SACRAMENTO -- Thousands of teachers, school staff, parents and students took to the streets of downtown Sacramento Wednesday demanding more funding for public education.
It was all part of the national Red For Ed movement.
"We are 43rd in the nation in per pupil spending but we’re the fifth largest economy in the world," said Jeff Freitas, the president of the California Federation of Teachers.
Freitas said along with not enough money coming from lawmakers, public schools now also have to compete with charter schools for the limit funding there is.
"There’s a double hit, lack of funding and siphoning those funds off and using it in a non-community way," Freitas told FOX40.
That’s why Wednesday thousands marched from the State Capitol to the office of the California Charter Schools Association on 9th Street.
"There are organizations traded on Wall Street that are running charter schools," Freitas said.
At that location, charter school advocates held their own demonstration and claimed the public education system has failed their students.
"Charter schools in California serve about 600,000 students. These are students whose families and parents have chosen these options for them," said Brittany Chord Parmley with the CCSA.
The CCSA said their schools help a population often underserved by the public education system.
"Particularly with African American students, we see them flock to charter schools because they know that that’s an education that will help set them up for success," Parmley told FOX40.
The CFT would like to see four bills pass, which would further govern charter schools.
"We need to make sure that we have transparency and accountability for our charter schools and that’s what these bills are about, and returning the authority back to our school boards," Freitas said.
Yet, the CCSA says some of those bills would only flunk out more students.
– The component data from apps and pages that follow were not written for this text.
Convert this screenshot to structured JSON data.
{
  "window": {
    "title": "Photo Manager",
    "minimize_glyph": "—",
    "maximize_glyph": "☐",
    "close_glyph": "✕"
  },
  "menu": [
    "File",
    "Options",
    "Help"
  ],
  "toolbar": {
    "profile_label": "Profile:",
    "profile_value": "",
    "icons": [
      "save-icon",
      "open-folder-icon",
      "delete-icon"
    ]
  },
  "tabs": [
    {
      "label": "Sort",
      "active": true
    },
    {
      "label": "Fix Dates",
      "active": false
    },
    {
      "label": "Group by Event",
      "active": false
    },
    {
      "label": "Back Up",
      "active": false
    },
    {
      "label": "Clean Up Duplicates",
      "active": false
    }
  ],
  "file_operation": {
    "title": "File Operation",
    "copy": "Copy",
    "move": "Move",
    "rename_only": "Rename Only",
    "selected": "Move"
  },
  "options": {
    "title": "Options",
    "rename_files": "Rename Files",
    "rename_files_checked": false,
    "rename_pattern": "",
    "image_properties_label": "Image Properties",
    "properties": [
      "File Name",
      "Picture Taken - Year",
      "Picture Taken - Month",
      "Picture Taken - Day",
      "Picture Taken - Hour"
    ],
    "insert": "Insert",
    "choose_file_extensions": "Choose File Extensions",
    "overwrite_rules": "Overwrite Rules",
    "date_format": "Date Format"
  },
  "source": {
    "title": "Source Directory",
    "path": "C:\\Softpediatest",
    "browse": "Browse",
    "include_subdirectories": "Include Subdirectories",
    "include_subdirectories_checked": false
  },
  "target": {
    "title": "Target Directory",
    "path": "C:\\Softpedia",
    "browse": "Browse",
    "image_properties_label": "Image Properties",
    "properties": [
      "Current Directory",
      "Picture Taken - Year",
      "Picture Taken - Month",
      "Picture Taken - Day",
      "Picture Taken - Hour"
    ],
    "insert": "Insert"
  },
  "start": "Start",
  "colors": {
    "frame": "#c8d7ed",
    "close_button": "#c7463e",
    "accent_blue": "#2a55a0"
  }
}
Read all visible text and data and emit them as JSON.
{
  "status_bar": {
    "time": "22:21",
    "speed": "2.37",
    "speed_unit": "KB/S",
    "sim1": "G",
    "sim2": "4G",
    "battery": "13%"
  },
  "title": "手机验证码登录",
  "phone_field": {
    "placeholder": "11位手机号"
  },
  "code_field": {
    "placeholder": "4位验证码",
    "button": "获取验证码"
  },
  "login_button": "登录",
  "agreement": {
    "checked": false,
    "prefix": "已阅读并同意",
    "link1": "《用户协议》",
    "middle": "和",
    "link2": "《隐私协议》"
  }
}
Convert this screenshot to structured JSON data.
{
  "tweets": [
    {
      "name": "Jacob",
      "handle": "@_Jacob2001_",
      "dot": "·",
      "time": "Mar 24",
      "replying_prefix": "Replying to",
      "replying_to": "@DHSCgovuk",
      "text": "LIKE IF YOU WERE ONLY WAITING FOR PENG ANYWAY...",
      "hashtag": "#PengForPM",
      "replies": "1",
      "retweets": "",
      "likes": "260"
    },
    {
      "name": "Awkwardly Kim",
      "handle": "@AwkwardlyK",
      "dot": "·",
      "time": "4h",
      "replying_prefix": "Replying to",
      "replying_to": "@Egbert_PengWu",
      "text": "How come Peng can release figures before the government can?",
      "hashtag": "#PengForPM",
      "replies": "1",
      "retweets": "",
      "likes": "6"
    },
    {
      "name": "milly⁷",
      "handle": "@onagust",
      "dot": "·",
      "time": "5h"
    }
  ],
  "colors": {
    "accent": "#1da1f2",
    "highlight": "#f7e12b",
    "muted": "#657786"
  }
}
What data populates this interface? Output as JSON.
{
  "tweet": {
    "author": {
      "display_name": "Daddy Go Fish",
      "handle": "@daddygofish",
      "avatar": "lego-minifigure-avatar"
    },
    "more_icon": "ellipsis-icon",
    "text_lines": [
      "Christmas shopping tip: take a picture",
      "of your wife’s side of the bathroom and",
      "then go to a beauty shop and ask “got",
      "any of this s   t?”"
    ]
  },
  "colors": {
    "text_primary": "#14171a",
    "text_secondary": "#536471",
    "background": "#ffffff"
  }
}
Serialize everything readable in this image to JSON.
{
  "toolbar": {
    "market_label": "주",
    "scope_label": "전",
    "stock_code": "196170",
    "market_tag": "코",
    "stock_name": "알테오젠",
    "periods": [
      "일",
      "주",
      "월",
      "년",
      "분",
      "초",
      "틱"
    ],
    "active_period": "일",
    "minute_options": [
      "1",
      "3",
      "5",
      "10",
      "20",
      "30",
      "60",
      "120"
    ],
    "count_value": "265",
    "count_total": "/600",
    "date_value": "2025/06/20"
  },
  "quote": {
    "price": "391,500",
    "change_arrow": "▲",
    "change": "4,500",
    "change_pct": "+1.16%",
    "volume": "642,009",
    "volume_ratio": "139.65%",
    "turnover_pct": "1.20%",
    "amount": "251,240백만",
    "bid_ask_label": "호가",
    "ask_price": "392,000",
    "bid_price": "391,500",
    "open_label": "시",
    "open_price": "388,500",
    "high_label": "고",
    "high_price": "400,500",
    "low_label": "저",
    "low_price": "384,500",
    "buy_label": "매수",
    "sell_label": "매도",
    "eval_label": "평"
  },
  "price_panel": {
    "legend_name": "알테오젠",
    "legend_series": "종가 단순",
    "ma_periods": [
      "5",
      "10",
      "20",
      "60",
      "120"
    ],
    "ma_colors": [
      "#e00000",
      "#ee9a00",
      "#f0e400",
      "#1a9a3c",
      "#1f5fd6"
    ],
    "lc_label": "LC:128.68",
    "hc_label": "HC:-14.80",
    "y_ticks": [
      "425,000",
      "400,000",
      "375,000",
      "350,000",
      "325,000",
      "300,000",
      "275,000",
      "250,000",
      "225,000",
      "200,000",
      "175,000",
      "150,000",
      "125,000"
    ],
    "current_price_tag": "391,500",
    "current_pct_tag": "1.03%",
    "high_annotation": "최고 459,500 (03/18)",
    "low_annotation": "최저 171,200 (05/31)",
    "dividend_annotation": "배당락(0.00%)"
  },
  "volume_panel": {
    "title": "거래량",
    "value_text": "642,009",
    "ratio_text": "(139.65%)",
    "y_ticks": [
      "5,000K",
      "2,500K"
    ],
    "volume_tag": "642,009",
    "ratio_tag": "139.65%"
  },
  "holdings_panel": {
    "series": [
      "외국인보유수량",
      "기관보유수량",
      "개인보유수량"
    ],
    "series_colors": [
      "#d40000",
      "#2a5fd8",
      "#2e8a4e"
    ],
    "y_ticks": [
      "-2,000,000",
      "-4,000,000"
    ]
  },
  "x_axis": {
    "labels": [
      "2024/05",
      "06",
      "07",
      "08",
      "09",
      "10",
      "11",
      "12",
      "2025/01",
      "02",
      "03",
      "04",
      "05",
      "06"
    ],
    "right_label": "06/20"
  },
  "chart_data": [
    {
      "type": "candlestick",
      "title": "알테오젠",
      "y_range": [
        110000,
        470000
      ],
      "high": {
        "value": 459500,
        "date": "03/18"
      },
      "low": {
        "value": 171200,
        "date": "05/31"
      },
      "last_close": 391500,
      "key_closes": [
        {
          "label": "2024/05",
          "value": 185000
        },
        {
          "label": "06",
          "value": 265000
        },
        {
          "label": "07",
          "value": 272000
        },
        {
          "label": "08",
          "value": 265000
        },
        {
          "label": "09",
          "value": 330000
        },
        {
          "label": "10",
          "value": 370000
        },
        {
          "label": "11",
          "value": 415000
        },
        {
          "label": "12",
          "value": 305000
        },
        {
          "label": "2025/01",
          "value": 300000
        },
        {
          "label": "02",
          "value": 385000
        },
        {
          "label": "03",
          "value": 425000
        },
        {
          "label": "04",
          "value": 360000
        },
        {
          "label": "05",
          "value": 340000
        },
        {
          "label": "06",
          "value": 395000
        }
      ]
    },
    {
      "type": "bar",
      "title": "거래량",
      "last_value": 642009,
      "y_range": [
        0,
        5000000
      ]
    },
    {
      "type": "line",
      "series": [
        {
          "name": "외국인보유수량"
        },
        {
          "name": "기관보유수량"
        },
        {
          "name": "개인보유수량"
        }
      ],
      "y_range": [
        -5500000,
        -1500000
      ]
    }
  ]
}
"A moratorium on charter schools is simply a moratorium on opportunities for our students," Parmley said.
The CFT also held another march to the California Community Colleges Chancellor’s Office on Q Street.